A MOOC is not just about videos
The LSE blog features a post on MOOCs which reflects on how learning from video does not stick. Which is perhaps why it’s so important to read from the reading list too, to interact with other students, and to reflect on your learning. Blogging here has helped me with my course reflections each week, as well as preparing the final assignment which (in my case) focused really on one main theme from the course that I found particularly inspiring.
Interaction with others on the course: forums
In the aftermath of week 5 on loneliness on the MOOC, I reflected that there are a number of ways for MOOC students to connect with each other: the edX software for the course has a discussion board and it’s a part of the course that students post there, but these boards are difficult to navigate through. There are (or have been!) thousands of course participants and you certainly can’t keep on top of all of the forum threads. The advantage is that they are always there for you to browse through and reply to one or two comments, or leave your own comment, throughout the course. This is where I made my feeble attempts to encourage or support other course members, but I don’t think that the forums were the best place to interact. The livechats and Twitter offered other opportunities for interactions, though. I think that for many, the opportunities for interaction with peers was a really important part of the course, and there were Facebook groups and other participant chats that spun-off from the official channels for the course. If you’ve taken part in a MOOC, how did you interact with others and how did that work for you?
MOOC students are usually at the disadvantage of never meeting the teachers face to face, but those who were also at the host institution*, the ANU, were invited to come along to the actual live chat event in week 5, for pizza and nibbles!
There’s been a really healthy Twitter hashtag for the course. Another of my regrets is that I didn’t really have time to really engage with the chat on Twitter, about the course. However, for those course participants not on Twitter or struggling to engage there, the Storifies from course co-ordinators have been really helpful, summarising tweets around the themes. Participation on Twitter was a bit of an optional extra in the sense that it was not a requirement of the course, except that it really would have helped me to feel more connected with other students, if I could have found the time.

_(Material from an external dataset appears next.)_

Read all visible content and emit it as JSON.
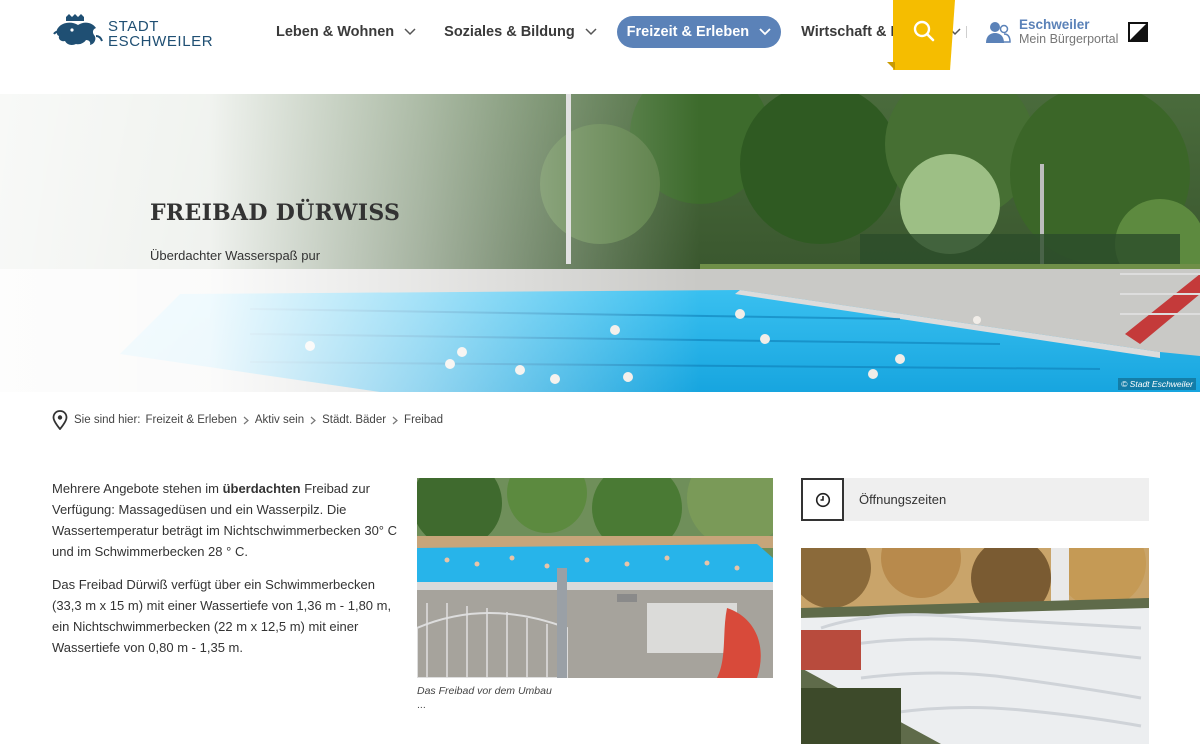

How much time does it take to take part in a MOOC like this?
MOOC’s are a great and concise way to learn something new and to meet others involved in research around the world. Although, this community of learning is digital in nature, it’s a great way of having a forum for peer-assisted learning, development – something at Piirus we are always looking to support.
*Correction made after comment. ANU is not in Melbourne, as originally, incorrectly stated, but in Canberra!
Do you want to blog here about a course that you think Piirus blog readers would be interested in? You can propose a guest blogpost for us!